After quickly disposing of Alec Baldwin, the two run through their film resumés in order to demonstrate how prepared they are to both win the vote and effectively govern. The jokes given to both men are fine, but this is really a charisma-based two-hander, with the audience eating up everything these men do. By the time the banner and the confetti fall, the crowd is ready to march on Washington. This will be littered across every Sunday morning talk show, entertainment site, and 24-hour news networks for the foreseeable future, and will only increase the interest around a Johnson presidential run in 2020.
If people remember this season for anything outside of Alec Baldwin’s Donald Trump or Melissa McCarthy’s Sean Spicer, it will be for David S. Pumpkins. People will be dressing up as Pumpkins on Halloween for as long as there are Halloweens. Trying to explain the popularity of Pumpkins is like trying to explain why puppies are the best. Why bother? Both Pumpkins and puppies are amazing, and are always welcome.

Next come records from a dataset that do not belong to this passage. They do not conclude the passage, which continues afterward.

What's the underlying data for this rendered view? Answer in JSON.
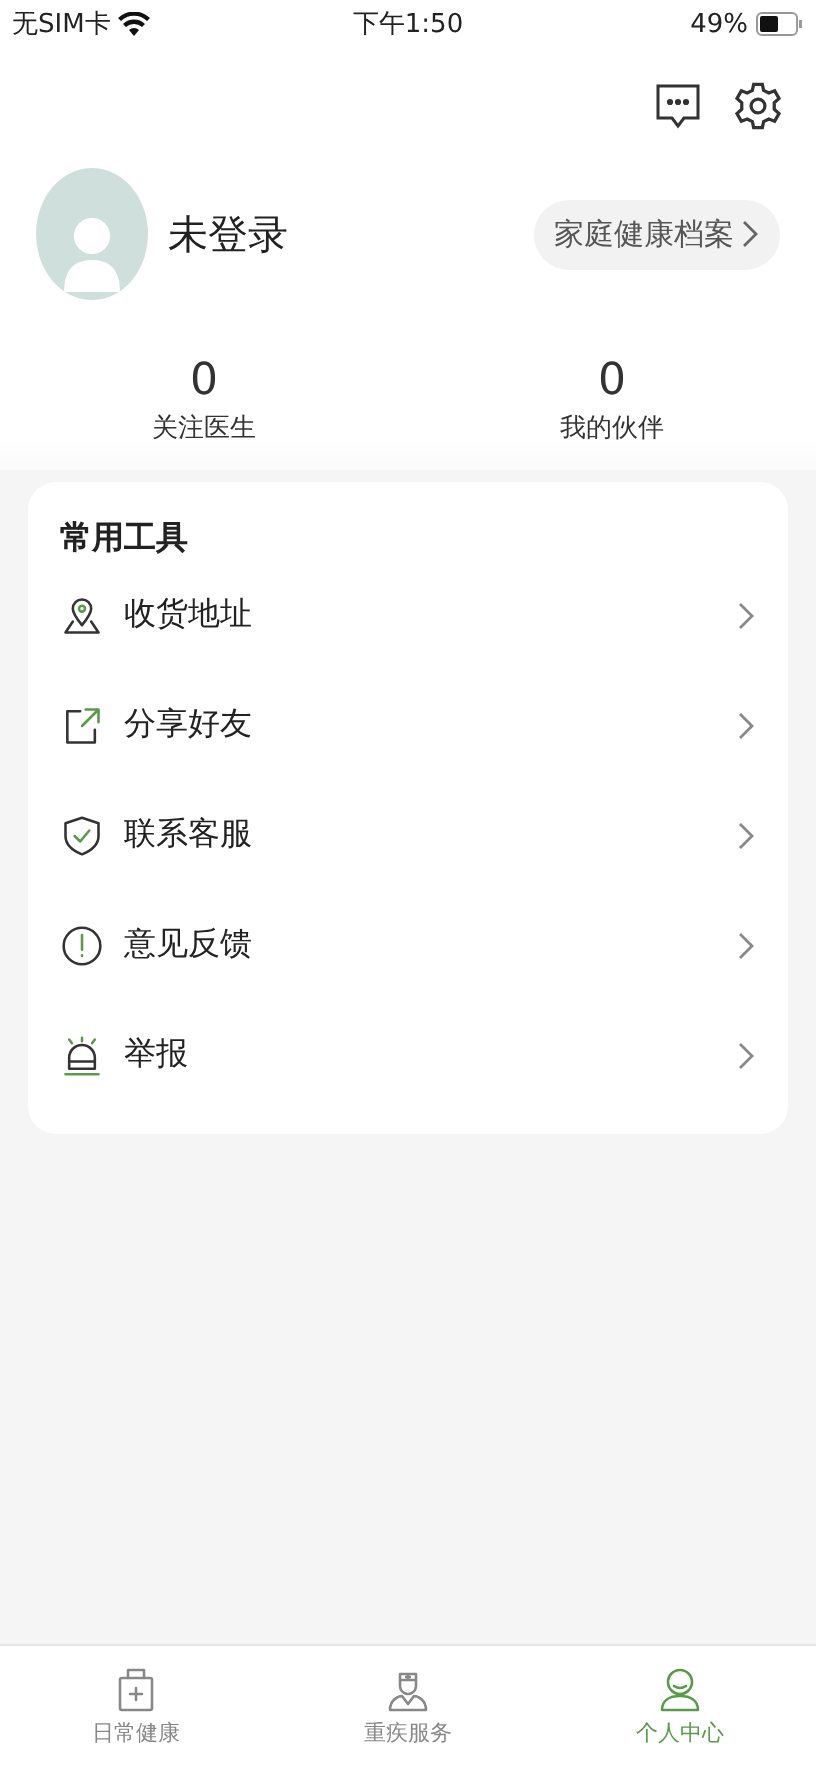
{
  "status_bar": {
    "carrier": "无SIM卡",
    "time": "下午1:50",
    "battery": "49%"
  },
  "profile": {
    "name": "未登录",
    "records_button": "家庭健康档案"
  },
  "stats": [
    {
      "value": "0",
      "label": "关注医生"
    },
    {
      "value": "0",
      "label": "我的伙伴"
    }
  ],
  "tools": {
    "title": "常用工具",
    "items": [
      {
        "label": "收货地址"
      },
      {
        "label": "分享好友"
      },
      {
        "label": "联系客服"
      },
      {
        "label": "意见反馈"
      },
      {
        "label": "举报"
      }
    ]
  },
  "tab_bar": [
    {
      "label": "日常健康",
      "selected": false
    },
    {
      "label": "重疾服务",
      "selected": false
    },
    {
      "label": "个人中心",
      "selected": true
    }
  ]
}
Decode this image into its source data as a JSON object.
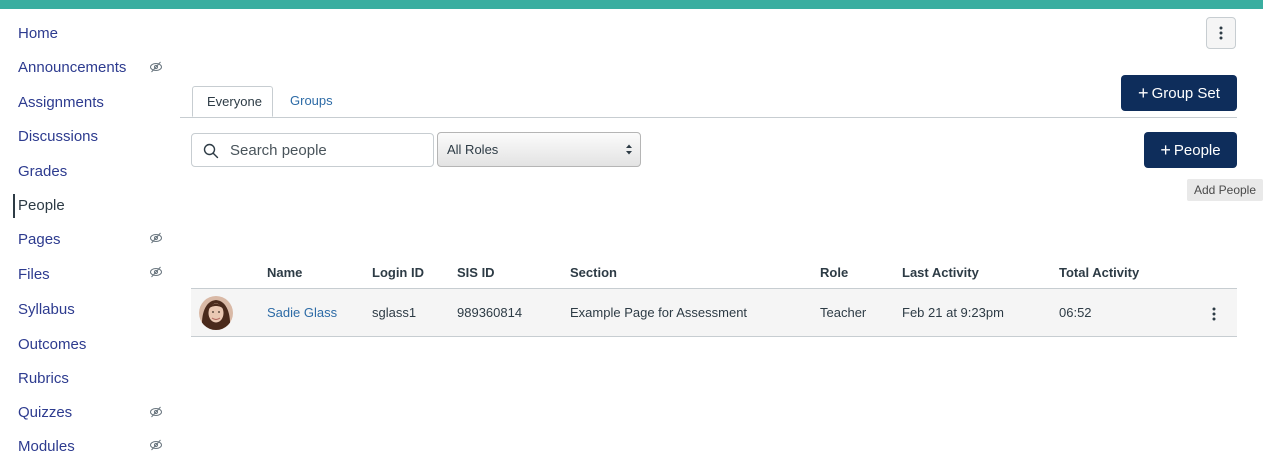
{
  "sidebar": {
    "items": [
      {
        "label": "Home",
        "hidden": false
      },
      {
        "label": "Announcements",
        "hidden": true
      },
      {
        "label": "Assignments",
        "hidden": false
      },
      {
        "label": "Discussions",
        "hidden": false
      },
      {
        "label": "Grades",
        "hidden": false
      },
      {
        "label": "People",
        "hidden": false,
        "active": true
      },
      {
        "label": "Pages",
        "hidden": true
      },
      {
        "label": "Files",
        "hidden": true
      },
      {
        "label": "Syllabus",
        "hidden": false
      },
      {
        "label": "Outcomes",
        "hidden": false
      },
      {
        "label": "Rubrics",
        "hidden": false
      },
      {
        "label": "Quizzes",
        "hidden": true
      },
      {
        "label": "Modules",
        "hidden": true
      }
    ]
  },
  "tabs": {
    "everyone": "Everyone",
    "groups": "Groups"
  },
  "toolbar": {
    "group_set_label": "Group Set",
    "people_label": "People",
    "add_people_tooltip": "Add People",
    "search_placeholder": "Search people",
    "roles_selected": "All Roles"
  },
  "table": {
    "headers": {
      "name": "Name",
      "login_id": "Login ID",
      "sis_id": "SIS ID",
      "section": "Section",
      "role": "Role",
      "last_activity": "Last Activity",
      "total_activity": "Total Activity"
    },
    "rows": [
      {
        "name": "Sadie Glass",
        "login_id": "sglass1",
        "sis_id": "989360814",
        "section": "Example Page for Assessment",
        "role": "Teacher",
        "last_activity": "Feb 21 at 9:23pm",
        "total_activity": "06:52"
      }
    ]
  },
  "colors": {
    "frame": "#3aaea0",
    "link": "#2d3b8f",
    "primary_button": "#0e2d5b"
  }
}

Ostensibly a parody of DJ Khaled’s song “I’m The One,” this pre-taped sketch serves two functions at once: It allows the show to mock the records with an overabundance of MC cameos, and also permits the show’s cast to create its own insane hip hop creation. If the previous sketch was a Mad Lib Sketch, this is a The Gang’s All Here Sketch, in which everyone gets a few seconds to offer up his or her best variation of the sketch’s comedic conceit. Everyone will have their own personal favorite cast creation, but Pumpkins – or David S. Pimpkins in this sketch – got the rock star treatment when he appeared, essentially overshadowing anyone else’s part in the proceedings.